-- HOW TO COMPLETE THIS TASK --
Where a line below holds the string "Mesh", that line goes into the answer.

-- MATERIAL FOR THIS TASK --
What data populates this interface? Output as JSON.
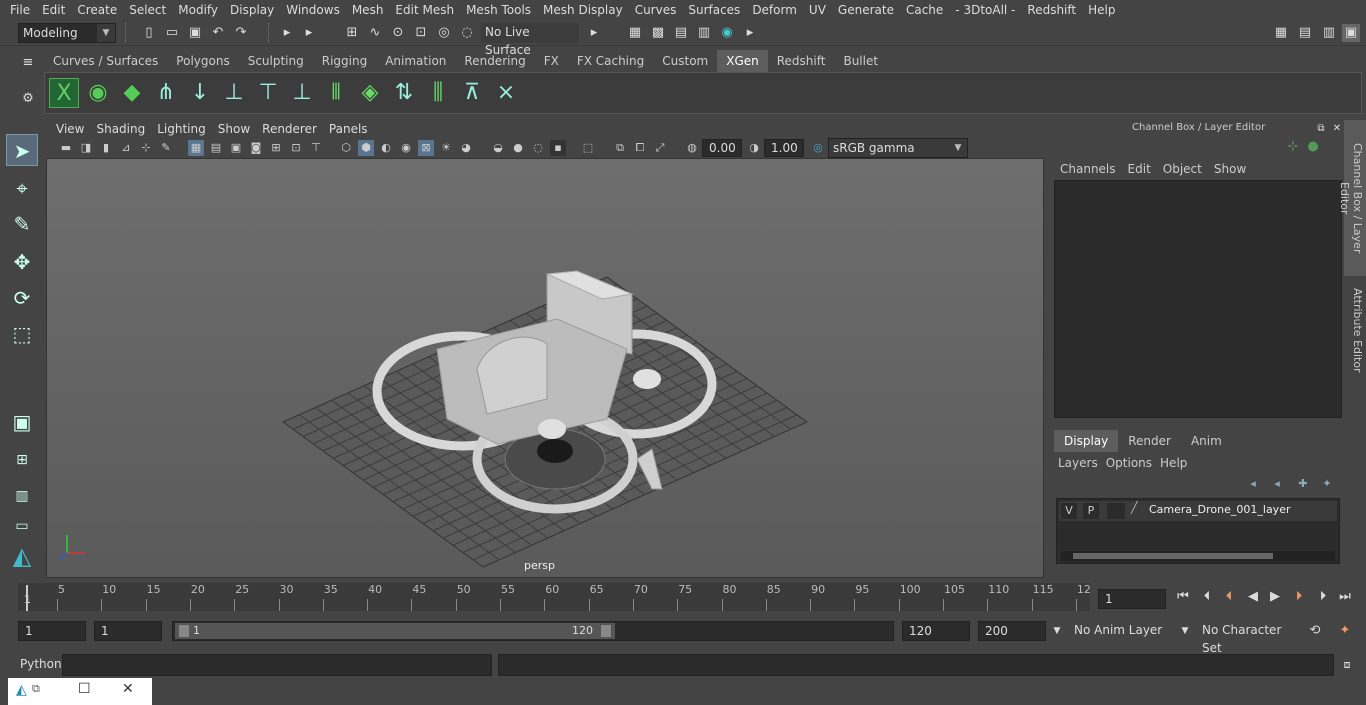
{
  "menu": [
    "File",
    "Edit",
    "Create",
    "Select",
    "Modify",
    "Display",
    "Windows",
    "Mesh",
    "Edit Mesh",
    "Mesh Tools",
    "Mesh Display",
    "Curves",
    "Surfaces",
    "Deform",
    "UV",
    "Generate",
    "Cache",
    "- 3DtoAll -",
    "Redshift",
    "Help"
  ],
  "mode_selector": "Modeling",
  "live_surface": "No Live Surface",
  "shelf_tabs": [
    "Curves / Surfaces",
    "Polygons",
    "Sculpting",
    "Rigging",
    "Animation",
    "Rendering",
    "FX",
    "FX Caching",
    "Custom",
    "XGen",
    "Redshift",
    "Bullet"
  ],
  "active_shelf_tab": "XGen",
  "viewport_menu": [
    "View",
    "Shading",
    "Lighting",
    "Show",
    "Renderer",
    "Panels"
  ],
  "exposure": "0.00",
  "gamma": "1.00",
  "color_space": "sRGB gamma",
  "camera_label": "persp",
  "channel_box": {
    "title": "Channel Box / Layer Editor",
    "menu": [
      "Channels",
      "Edit",
      "Object",
      "Show"
    ]
  },
  "layer_tabs": [
    "Display",
    "Render",
    "Anim"
  ],
  "active_layer_tab": "Display",
  "layer_menu": [
    "Layers",
    "Options",
    "Help"
  ],
  "layer": {
    "v": "V",
    "p": "P",
    "name": "Camera_Drone_001_layer"
  },
  "side_tabs": [
    "Channel Box / Layer Editor",
    "Attribute Editor"
  ],
  "timeline_ticks": [
    "5",
    "10",
    "15",
    "20",
    "25",
    "30",
    "35",
    "40",
    "45",
    "50",
    "55",
    "60",
    "65",
    "70",
    "75",
    "80",
    "85",
    "90",
    "95",
    "100",
    "105",
    "110",
    "115",
    "12"
  ],
  "timeline_start": "1",
  "current_frame": "1",
  "range": {
    "start": "1",
    "start2": "1",
    "slider_start": "1",
    "slider_end": "120",
    "end": "120",
    "max": "200"
  },
  "anim_layer": "No Anim Layer",
  "character_set": "No Character Set",
  "script_lang": "Python"
}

-- FINISHED TASK --
    "Mesh",
    "Edit Mesh",
    "Mesh Tools",
    "Mesh Display",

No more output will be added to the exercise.